“I sold the ivory and bought land in Nairobi where I developed rental premises and in Nyeri where I built myself a comfortable home,” she then told The Standard.
In 1990, Muthoni was nominated as a councillor in Nyeri Municipal Council. She continued being an outstanding defender of the freedom fighters and their descendants who remained paupers despite their sacrifice to the country.
“Despite their integral role in fight for independence, we have been forgotten and most freedom fighters were not resettled,” she said in an interview.
Then came the historic shaving of the 70-year old dreadlocks at the height of campaigns between Azimio and Kenya Kwanza coalitions in an exercise led by Mama Ngina Kenyatta. It climaxed with a ritual of slaughtering a goat to reawaken the spirits of Gikuyu unity.
Later in an interview with The Standard, Muthoni set the record straight by confirming that she had invited Mama Ngina to shave her dreadlocks.
She said although their welfare had not been considered by the government since independence, her shaving will not block anything in store for them.
“For me, I feel like I have just come out from the forest and I’m now living in an African reserve. I feel the air flow on my head and feel very free,” she said.
“I have not been coerced because I still hold the strength I had during the fight for independence. I can fight off anyone who may go against my will. I never received a penny and my decision was conscious and I’m glad for my actions,” she added.
On her relationship with Mama Ngina, Muthoni said after she was received by Mzee Kenyatta at Ruringu stadium, the first President would later fly her alongside Mama Ngina to Mombasa where their relationship started.
“It was Mzee Jomo Kenyatta who received me from the forest at the historic Ruring’u Stadium where I placed my skinned cloth near the Kenyan flag.
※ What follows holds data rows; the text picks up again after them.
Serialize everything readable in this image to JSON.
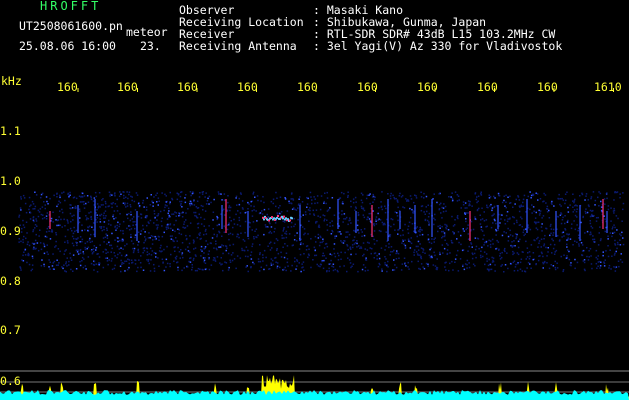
{
  "header": {
    "brand": "HROFFT",
    "file_name": "UT2508061600.pn",
    "mode": "meteor",
    "datetime": "25.08.06 16:00",
    "count": "23."
  },
  "station": [
    {
      "label": "Observer",
      "value": ": Masaki Kano"
    },
    {
      "label": "Receiving Location",
      "value": ": Shibukawa, Gunma, Japan"
    },
    {
      "label": "Receiver",
      "value": ": RTL-SDR SDR# 43dB L15 103.2MHz CW"
    },
    {
      "label": "Receiving Antenna",
      "value": ": 3el Yagi(V) Az 330 for Vladivostok"
    }
  ],
  "chart_data": {
    "type": "heatmap",
    "y_unit": "kHz",
    "x_ticks": [
      "160",
      "160",
      "160",
      "160",
      "160",
      "160",
      "160",
      "160",
      "160",
      "1610"
    ],
    "y_ticks": [
      "1.1",
      "1.0",
      "0.9",
      "0.8",
      "0.7",
      "0.6"
    ],
    "ylim": [
      0.6,
      1.15
    ],
    "signal_band_khz": [
      0.82,
      0.98
    ],
    "head_echo_khz": 0.92,
    "colors": {
      "background": "#000000",
      "noise_low": "#0a1a70",
      "noise_high": "#3355ff",
      "echo": "#ff3377",
      "power_fill": "#ffff00",
      "baseline": "#00ffff",
      "gridline": "#888888"
    }
  },
  "icons": {}
}
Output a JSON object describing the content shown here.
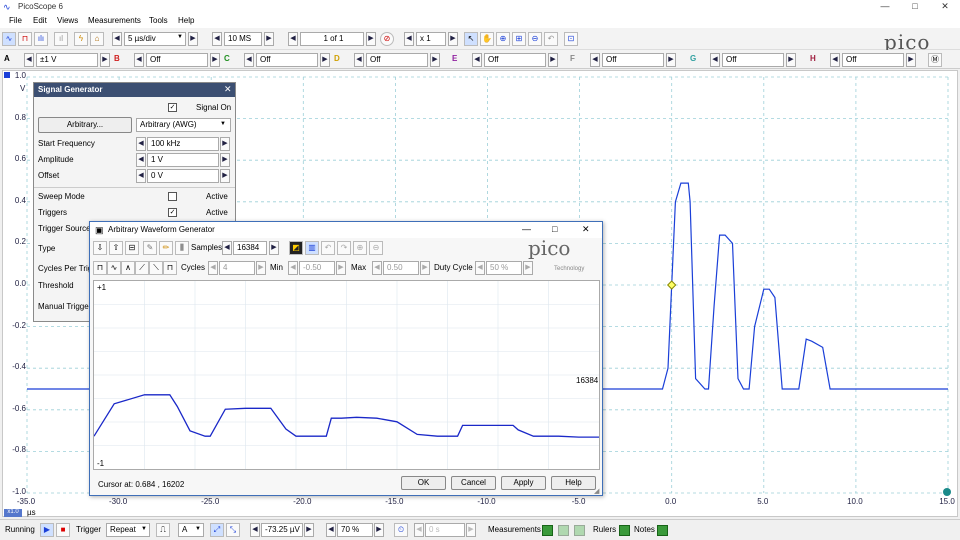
{
  "app": {
    "title": "PicoScope 6"
  },
  "window_controls": {
    "minimize": "—",
    "maximize": "□",
    "close": "✕"
  },
  "menu": [
    "File",
    "Edit",
    "Views",
    "Measurements",
    "Tools",
    "Help"
  ],
  "toolbar": {
    "timebase": "5 µs/div",
    "samples": "10 MS",
    "capture": "1 of 1",
    "zoom": "x 1",
    "logo": "pico"
  },
  "channels": [
    {
      "name": "A",
      "value": "±1 V",
      "color": "#1a3fd8"
    },
    {
      "name": "B",
      "value": "Off",
      "color": "#d02020"
    },
    {
      "name": "C",
      "value": "Off",
      "color": "#209020"
    },
    {
      "name": "D",
      "value": "Off",
      "color": "#d0a000"
    },
    {
      "name": "E",
      "value": "Off",
      "color": "#9020a0"
    },
    {
      "name": "F",
      "value": "Off",
      "color": "#888888"
    },
    {
      "name": "G",
      "value": "Off",
      "color": "#30a0a0"
    },
    {
      "name": "H",
      "value": "Off",
      "color": "#a02040"
    }
  ],
  "chart_data": {
    "type": "line",
    "ylabel": "V",
    "xlabel": "µs",
    "ylim": [
      -1.0,
      1.0
    ],
    "xlim": [
      -35,
      15
    ],
    "yticks": [
      "1.0",
      "0.8",
      "0.6",
      "0.4",
      "0.2",
      "0.0",
      "-0.2",
      "-0.4",
      "-0.6",
      "-0.8",
      "-1.0"
    ],
    "xticks": [
      "-35.0",
      "-30.0",
      "-25.0",
      "-20.0",
      "-15.0",
      "-10.0",
      "-5.0",
      "0.0",
      "5.0",
      "10.0",
      "15.0"
    ],
    "grid": true,
    "series": [
      {
        "x": [
          -35,
          -0.5,
          -0.2,
          0.2,
          0.5,
          0.9,
          1.0,
          1.3,
          1.8,
          2.0,
          2.3,
          2.6,
          2.9,
          3.3,
          3.6,
          3.9,
          4.2,
          4.5,
          5.0,
          5.3,
          5.6,
          6.0,
          6.5,
          6.9,
          7.3,
          7.6,
          8.2,
          8.6,
          9.0,
          9.4,
          15
        ],
        "y": [
          -0.5,
          -0.5,
          -0.4,
          0.4,
          0.49,
          0.49,
          0.4,
          -0.45,
          -0.5,
          -0.5,
          -0.1,
          0.24,
          0.24,
          0.2,
          -0.45,
          -0.5,
          -0.5,
          -0.2,
          -0.02,
          -0.02,
          -0.06,
          -0.5,
          -0.5,
          -0.5,
          -0.26,
          -0.27,
          -0.3,
          -0.5,
          -0.5,
          -0.5,
          -0.5
        ]
      }
    ]
  },
  "scope": {
    "bottom_tag": "x1.0",
    "xunit": "µs"
  },
  "signal_generator": {
    "title": "Signal Generator",
    "signal_on": "Signal On",
    "arbitrary_button": "Arbitrary...",
    "wave_type": "Arbitrary (AWG)",
    "start_frequency_label": "Start Frequency",
    "start_frequency": "100 kHz",
    "amplitude_label": "Amplitude",
    "amplitude": "1 V",
    "offset_label": "Offset",
    "offset": "0 V",
    "sweep_mode_label": "Sweep Mode",
    "triggers_label": "Triggers",
    "active": "Active",
    "trigger_source_label": "Trigger Source",
    "type_label": "Type",
    "cycles_per_trigger_label": "Cycles Per Trigg",
    "threshold_label": "Threshold",
    "manual_trigger_label": "Manual Trigger"
  },
  "awg": {
    "title": "Arbitrary Waveform Generator",
    "samples_label": "Samples",
    "samples": "16384",
    "cycles_label": "Cycles",
    "cycles": "4",
    "min_label": "Min",
    "min": "-0.50",
    "max_label": "Max",
    "max": "0.50",
    "duty_label": "Duty Cycle",
    "duty": "50 %",
    "y_top": "+1",
    "y_bottom": "-1",
    "sample_end": "16384",
    "cursor": "Cursor at: 0.684 , 16202",
    "ok": "OK",
    "cancel": "Cancel",
    "apply": "Apply",
    "help": "Help",
    "logo": "pico",
    "logo_sub": "Technology",
    "waveform": {
      "x": [
        0,
        40,
        100,
        150,
        165,
        190,
        220,
        230,
        260,
        300,
        330,
        350,
        380,
        400,
        440,
        460,
        470,
        490,
        520,
        560,
        600,
        640,
        680,
        720,
        730,
        760,
        790,
        830,
        840,
        870,
        890,
        920,
        960,
        1000
      ],
      "y": [
        -0.68,
        -0.32,
        -0.22,
        -0.22,
        -0.35,
        -0.62,
        -0.68,
        -0.68,
        -0.38,
        -0.37,
        -0.37,
        -0.37,
        -0.6,
        -0.68,
        -0.68,
        -0.68,
        -0.48,
        -0.48,
        -0.47,
        -0.48,
        -0.52,
        -0.66,
        -0.68,
        -0.68,
        -0.56,
        -0.56,
        -0.56,
        -0.56,
        -0.61,
        -0.68,
        -0.68,
        -0.68,
        -0.69,
        -0.69
      ]
    }
  },
  "status": {
    "running": "Running",
    "trigger_label": "Trigger",
    "trigger_mode": "Repeat",
    "trigger_channel": "A",
    "delay": "-73.25 µV",
    "pretrigger": "70 %",
    "post": "0 s",
    "measurements": "Measurements",
    "rulers": "Rulers",
    "notes": "Notes"
  }
}
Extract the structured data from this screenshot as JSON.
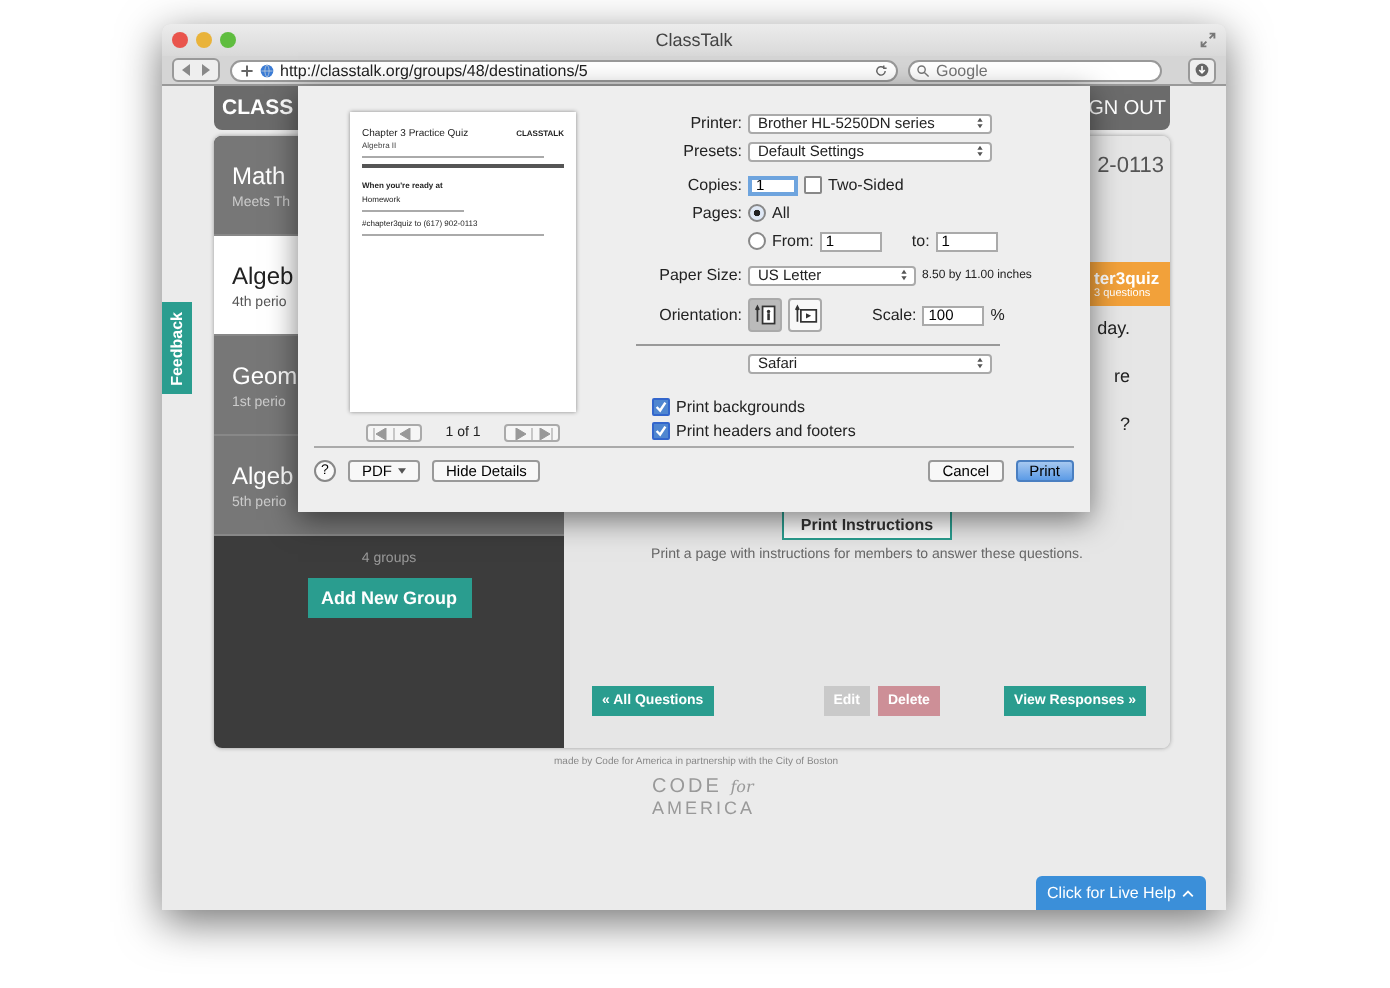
{
  "window": {
    "title": "ClassTalk"
  },
  "toolbar": {
    "url": "http://classtalk.org/groups/48/destinations/5",
    "search": {
      "placeholder": "Google"
    }
  },
  "header": {
    "logo": "CLASS",
    "nav_item": "GN OUT"
  },
  "groups": [
    {
      "name": "Math",
      "detail": "Meets Th",
      "selected": false
    },
    {
      "name": "Algeb",
      "detail": "4th perio",
      "selected": true
    },
    {
      "name": "Geom",
      "detail": "1st perio",
      "selected": false
    },
    {
      "name": "Algeb",
      "detail": "5th perio",
      "selected": false
    }
  ],
  "group_count": "4 groups",
  "add_group_button": "Add New Group",
  "question_panel": {
    "phone": "2-0113",
    "tag": {
      "name": "ter3quiz",
      "count": "3 questions"
    },
    "text_fragments": [
      "day.",
      "re",
      "?"
    ],
    "print_button": "Print Instructions",
    "print_hint": "Print a page with instructions for members to answer these questions.",
    "buttons": [
      {
        "label": "« All Questions",
        "kind": "primary"
      },
      {
        "label": "Edit",
        "kind": "muted"
      },
      {
        "label": "Delete",
        "kind": "danger"
      },
      {
        "label": "View Responses »",
        "kind": "primary"
      }
    ]
  },
  "footer": {
    "credit": "made by Code for America in partnership with the City of Boston",
    "logo_top": "CODE",
    "logo_for": "for",
    "logo_bottom": "AMERICA"
  },
  "feedback_tab": "Feedback",
  "live_help": "Click for Live Help",
  "print_dialog": {
    "preview": {
      "title": "Chapter 3 Practice Quiz",
      "subtitle": "Algebra II",
      "logo": "CLASSTALK",
      "heading": "When you're ready at",
      "value": "Homework",
      "code": "#chapter3quiz to (617) 902-0113"
    },
    "page_indicator": "1 of 1",
    "printer": {
      "label": "Printer:",
      "value": "Brother HL-5250DN series"
    },
    "presets": {
      "label": "Presets:",
      "value": "Default Settings"
    },
    "copies": {
      "label": "Copies:",
      "value": "1"
    },
    "two_sided": {
      "label": "Two-Sided",
      "checked": false
    },
    "pages": {
      "label": "Pages:",
      "options": [
        {
          "label": "All",
          "selected": true
        },
        {
          "label": "From:",
          "selected": false
        }
      ],
      "from": "1",
      "to_label": "to:",
      "to": "1"
    },
    "paper_size": {
      "label": "Paper Size:",
      "value": "US Letter",
      "dimensions": "8.50 by 11.00 inches"
    },
    "orientation": {
      "label": "Orientation:",
      "options": [
        {
          "kind": "portrait",
          "selected": true
        },
        {
          "kind": "landscape",
          "selected": false
        }
      ]
    },
    "scale": {
      "label": "Scale:",
      "value": "100",
      "unit": "%"
    },
    "section": "Safari",
    "options": [
      {
        "label": "Print backgrounds",
        "checked": true
      },
      {
        "label": "Print headers and footers",
        "checked": true
      }
    ],
    "help": "?",
    "pdf": "PDF",
    "hide_details": "Hide Details",
    "cancel": "Cancel",
    "print": "Print"
  }
}
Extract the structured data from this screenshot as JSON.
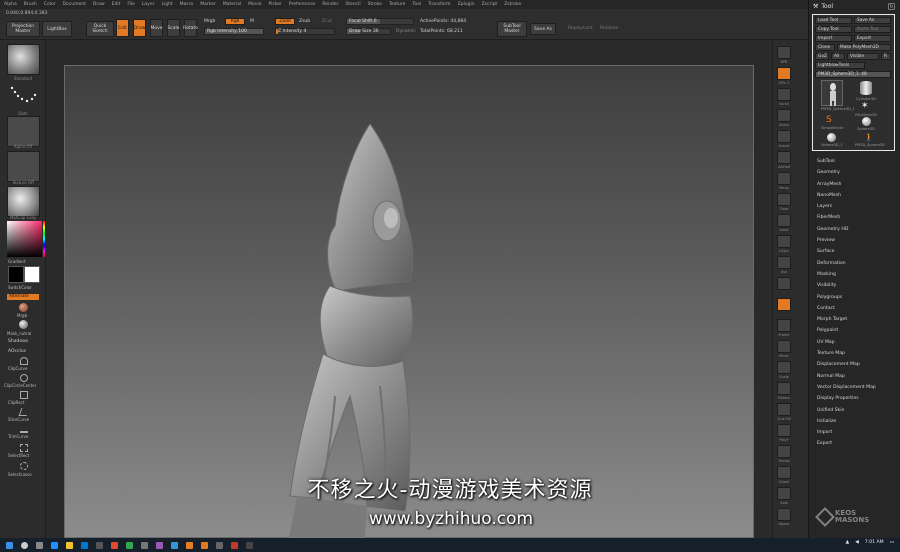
{
  "menubar": [
    "Alpha",
    "Brush",
    "Color",
    "Document",
    "Draw",
    "Edit",
    "File",
    "Layer",
    "Light",
    "Macro",
    "Marker",
    "Material",
    "Movie",
    "Picker",
    "Preferences",
    "Render",
    "Stencil",
    "Stroke",
    "Texture",
    "Tool",
    "Transform",
    "Zplugin",
    "Zscript",
    "Zstroke"
  ],
  "coords": "0.040,0.894,0.383",
  "topshelf": {
    "projection_master": "Projection Master",
    "lightbox": "LightBox",
    "quick_sketch": "Quick Sketch",
    "edit": "Edit",
    "draw": "Draw",
    "move": "Move",
    "scale": "Scale",
    "rotate": "Rotate",
    "mrgb": "Mrgb",
    "rgb": "Rgb",
    "m": "M",
    "rgb_intensity": "Rgb Intensity 100",
    "zadd": "Zadd",
    "zsub": "Zsub",
    "zcut": "Zcut",
    "z_intensity": "Z Intensity 4",
    "focal_shift": "Focal Shift 0",
    "draw_size": "Draw Size 36",
    "dynamic": "Dynamic",
    "active_points": "ActivePoints: 44,884",
    "total_points": "TotalPoints: 68,211",
    "subtool_master": "SubTool Master",
    "save_as": "Save As",
    "replay_last": "ReplayLast",
    "replay_relative": "Relative"
  },
  "leftshelf": {
    "brush_label": "Standard",
    "stroke_label": "Dots",
    "alpha_label": "Alpha Off",
    "texture_label": "Texture Off",
    "material_label": "MatCap Gray",
    "gradient": "Gradient",
    "switch_color": "SwitchColor",
    "alternate": "Alternate",
    "mrgb_small": "Mrgb",
    "mask_label": "Mask_nutral",
    "shadows": "Shadows",
    "aoclus": "AOcclus",
    "clip_curve": "ClipCurve",
    "clip_circle_center": "ClipCircleCenter",
    "clip_rect": "ClipRect",
    "slice_curve": "SliceCurve",
    "trim_curve": "TrimCurve",
    "select_rect": "SelectRect",
    "select_lasso": "SelectLasso"
  },
  "rightshelf": [
    "BPR",
    "SPix 3",
    "Scroll",
    "Zoom",
    "Actual",
    "AAHalf",
    "Persp",
    "Floor",
    "Local",
    "LSym",
    "Xyz",
    "",
    "",
    "Frame",
    "Move",
    "Scale",
    "Rotate",
    "Line Fill",
    "PolyF",
    "Transp",
    "Ghost",
    "Solo",
    "Xpose"
  ],
  "toolpanel": {
    "title": "Tool",
    "load_tool": "Load Tool",
    "save_as": "Save As",
    "copy_tool": "Copy Tool",
    "paste_tool": "Paste Tool",
    "import": "Import",
    "export": "Export",
    "clone": "Clone",
    "make_polymesh": "Make PolyMesh3D",
    "goz": "GoZ",
    "all": "All",
    "visible": "Visible",
    "r": "R",
    "lightbox_tools": "Lightbox▸Tools",
    "current_tool": "PM3D_Sphere3D_1. 48",
    "slots": [
      "PM3D_Sphere3D_1",
      "Cylinder3D",
      "PolyMesh3D",
      "SimpleBrush",
      "Sphere3D",
      "Sphere3D_1",
      "PM3D_Sphere3D"
    ],
    "sections": [
      "SubTool",
      "Geometry",
      "ArrayMesh",
      "NanoMesh",
      "Layers",
      "FiberMesh",
      "Geometry HD",
      "Preview",
      "Surface",
      "Deformation",
      "Masking",
      "Visibility",
      "Polygroups",
      "Contact",
      "Morph Target",
      "Polypaint",
      "UV Map",
      "Texture Map",
      "Displacement Map",
      "Normal Map",
      "Vector Displacement Map",
      "Display Properties",
      "Unified Skin",
      "Initialize",
      "Import",
      "Export"
    ]
  },
  "overlay": {
    "subtitle": "不移之火-动漫游戏美术资源",
    "watermark": "www.byzhihuo.com",
    "logo_line1": "KEOS",
    "logo_line2": "MASONS"
  },
  "taskbar": {
    "time": "7:01 AM"
  },
  "colors": {
    "accent": "#e27a23",
    "panel_bg": "#262626",
    "canvas_top": "#3e3e3e",
    "canvas_bottom": "#8c8c8c"
  }
}
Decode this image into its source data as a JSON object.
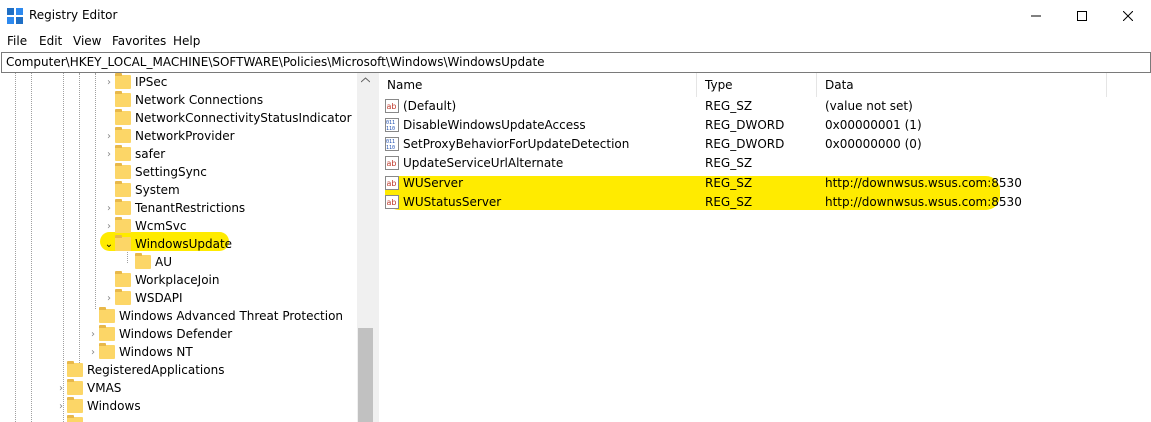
{
  "window": {
    "title": "Registry Editor",
    "icon": "registry-editor-icon"
  },
  "menu": [
    "File",
    "Edit",
    "View",
    "Favorites",
    "Help"
  ],
  "address": "Computer\\HKEY_LOCAL_MACHINE\\SOFTWARE\\Policies\\Microsoft\\Windows\\WindowsUpdate",
  "tree": [
    {
      "label": "IPSec",
      "expander": ">"
    },
    {
      "label": "Network Connections",
      "expander": ""
    },
    {
      "label": "NetworkConnectivityStatusIndicator",
      "expander": ""
    },
    {
      "label": "NetworkProvider",
      "expander": ">"
    },
    {
      "label": "safer",
      "expander": ">"
    },
    {
      "label": "SettingSync",
      "expander": ""
    },
    {
      "label": "System",
      "expander": ""
    },
    {
      "label": "TenantRestrictions",
      "expander": ">"
    },
    {
      "label": "WcmSvc",
      "expander": ">"
    },
    {
      "label": "WindowsUpdate",
      "expander": "v",
      "selected": true
    },
    {
      "label": "AU",
      "expander": ""
    },
    {
      "label": "WorkplaceJoin",
      "expander": ""
    },
    {
      "label": "WSDAPI",
      "expander": ">"
    },
    {
      "label": "Windows Advanced Threat Protection",
      "expander": ""
    },
    {
      "label": "Windows Defender",
      "expander": ">"
    },
    {
      "label": "Windows NT",
      "expander": ">"
    },
    {
      "label": "RegisteredApplications",
      "expander": ""
    },
    {
      "label": "VMAS",
      "expander": ">"
    },
    {
      "label": "Windows",
      "expander": ">"
    }
  ],
  "columns": {
    "name": "Name",
    "type": "Type",
    "data": "Data"
  },
  "values": [
    {
      "name": "(Default)",
      "type": "REG_SZ",
      "data": "(value not set)",
      "icon": "string-value-icon"
    },
    {
      "name": "DisableWindowsUpdateAccess",
      "type": "REG_DWORD",
      "data": "0x00000001 (1)",
      "icon": "dword-value-icon"
    },
    {
      "name": "SetProxyBehaviorForUpdateDetection",
      "type": "REG_DWORD",
      "data": "0x00000000 (0)",
      "icon": "dword-value-icon"
    },
    {
      "name": "UpdateServiceUrlAlternate",
      "type": "REG_SZ",
      "data": "",
      "icon": "string-value-icon"
    },
    {
      "name": "WUServer",
      "type": "REG_SZ",
      "data": "http://downwsus.wsus.com:8530",
      "icon": "string-value-icon"
    },
    {
      "name": "WUStatusServer",
      "type": "REG_SZ",
      "data": "http://downwsus.wsus.com:8530",
      "icon": "string-value-icon"
    }
  ],
  "colors": {
    "highlight": "#ffeb00",
    "folder": "#fcd667"
  }
}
At one time she flew me with Mama Ngina to Mombasa and I have enjoyed a cordial relationship with the family,” she said.
She added that she shared many things in common with Mama Ngina. Whereas she was in Mau Mau, the former first lady spent the emergency period incarcerated in Kamiti while her husband was jailed in Maralal.
Muthoni in April this year, visited Mama Ngina at her Muthaiga home to thank her family. She thanked Mama Ngina for clearing her pending bank loan amounting to Sh4.7 million, buying her a home in Nyeri last year and accepting to shave her dreadlocks.
She said cutting her hair symbolised the end of the struggles Kenya underwent under colonial rule, and that the era of fighting for freedom was now behind.
Mama Ngina received gifts from the field marshal that included goats, a pot, a three-legged stool, a traditional tray, a kiondo (African basket) and food from her shamba.
Muthoni then asked Kenyans to love one another and live in peace. “We are one people, and if we cultivate peace, for the sake of our children, they will grow up in a nation that knows how to live and work with each other,” she added.